Every year, millions of tourists from around the globe converge on the Sedona area to enjoy the red rocks, the hiking and biking trails, the shopping and dining, and its many metaphysical experiences. The tourism business is the underpinning of Sedona’s vibrant and robust economy. It is not only critical to Sedona, but to the economy throughout Northern Arizona. Sedona serves as a hub for those venturing out to other points of interest around Northern Arizona.
The open stretch of high desert between Flagstaff and Winslow may seem like the most uneventful place on earth, but 50,000 years ago, it was the site of an event of cosmic proportions. That's when a meteorite weighing around 300,000 tons ripped through Earth's atmosphere in a fiery streak and slammed into the Coconino plateau at about 15 kilometers per second, where it made, shall we say, a lasting impression.
Verde Valley, Emerald in the Desert by Victoria (Vicky) Oldham.

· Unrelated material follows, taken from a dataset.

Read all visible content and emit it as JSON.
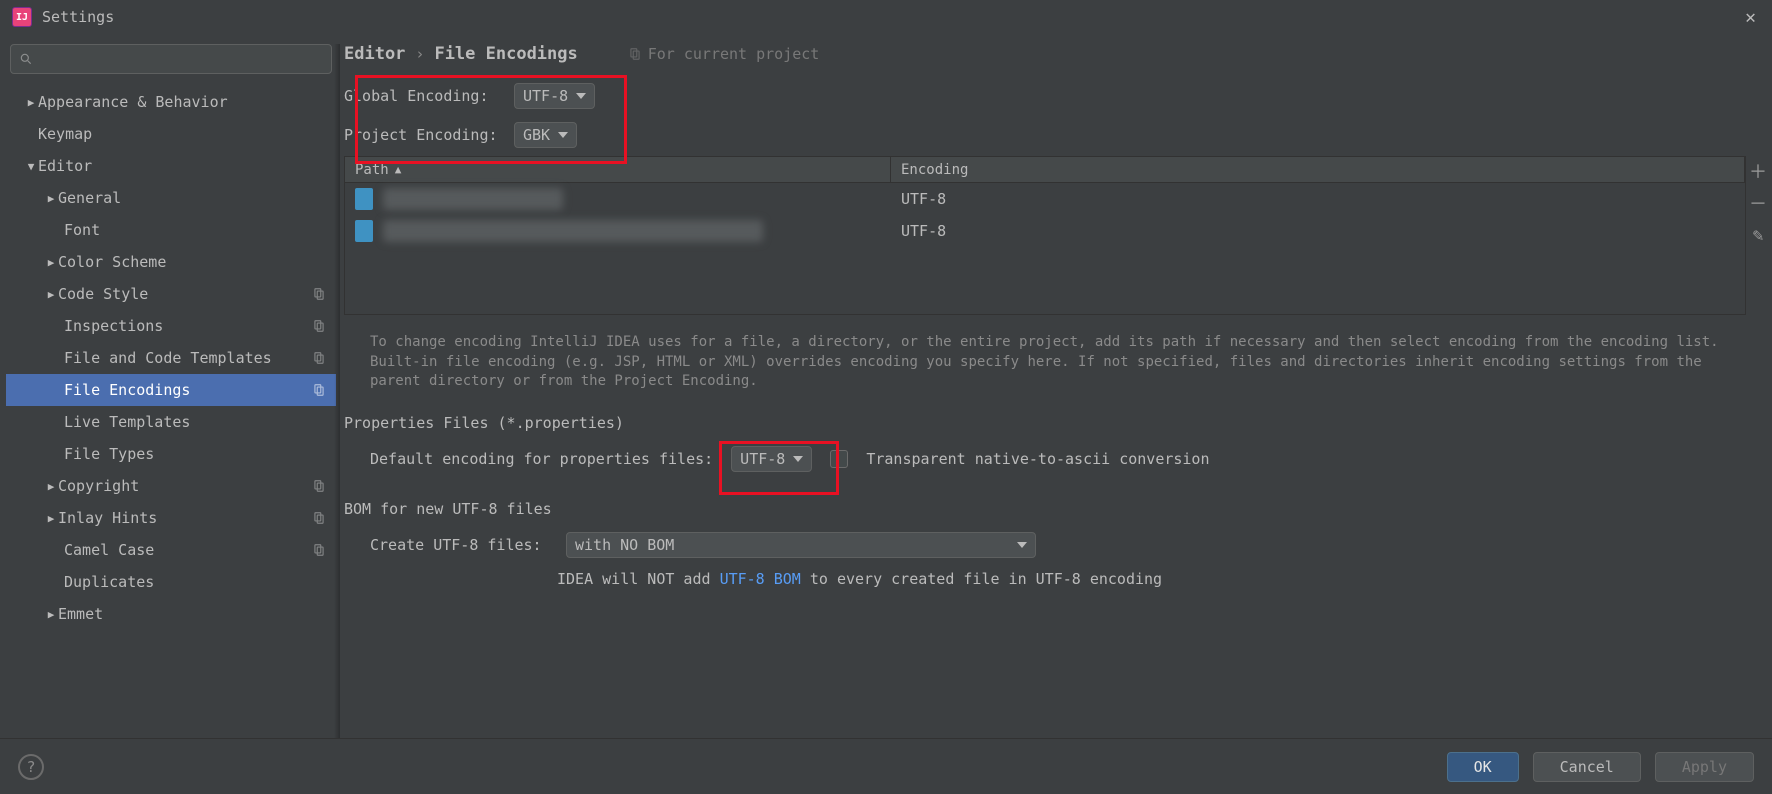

Spring in Arizona is the season residents and visitors alike wait for in eager anticipation. The desert terrain bursts into a canvas of unimaginable beauty as delicate desert wildflowers blanket the landscape. It doesn't take much of an excuse and is well worth a day to escape to the southern sections of the state to partake in this visual feast and the Arizona State Parks offer some of the most beautiful locations to view the lavish colors and textures of spring.
One of the best preserved cliff dwellings in North America is Montezuma Castle, a five-story, 20-room cliff dwelling for prehistoric Sinagua Indians over 600 years ago. Early settlers to the area assumed it was associated with the Aztec emperor Montezuma, but the castle was abandoned almost a century before Montezuma was born.
Without delivering a judgment on the decades-old controversy over the building of Glen Canyon Dam and the creation of Lake Powell, one can still assert this much: the beauty of Lake Powell is not a warm and fuzzy, lush meadows, twittering birds and puffy clouds kind of beauty.
More Articles ...
- The Ultimate Sedona Day Trip: Cruisers Café and the Music of John Carpino in Williams, Arizona
- Monument Valley: A Landscape and A Culture
- Ernie Hikes the Sedona Broken Arrow Trail to Chicken Point and Beyond
- Experiencing the Grand Canyon
- Verde Hot Springs Near Sedona Arizona
- Sedona Petroglyphs: Rock Art at Red Tank Draw Near Sedona Arizona
- Kendrick Mountain
- Thoughts on the Grand Canyon - the Easy Way
- Tavasci Marsh, Spring-fed Riparian Zone Near Sedona, Arizona
- Sedona-Based Ernie Enjoys Camping at the North Rim of the Grand Canyon
- Tuzigoot — Fun To Say, Fascinating To Behold!
- Travels With Ernie — Ernie Discovers Oatman Arizona, a Fun Wild West Overnight Trip from Sedona
- The Forgotten Road to Laws Spring - Rediscovering the Beale Camel Trail Near Williams, Arizona
- The Colorado River
- Sedona Arizona Roadside Attractions: Standin' On The Corner Park
- There’s Adventure To Be Found In Cottonwood’s Old Town, Just 25 Minutes from Sedona, Arizona
- Historic Cornville Post Office Comes Home
- Sacred Ground Sacred Water At Montezuma Well near Sedona Arizona
- Wupatki National Monument and Sunset Crater
- Ernie Travels to Oatman on Old Route 66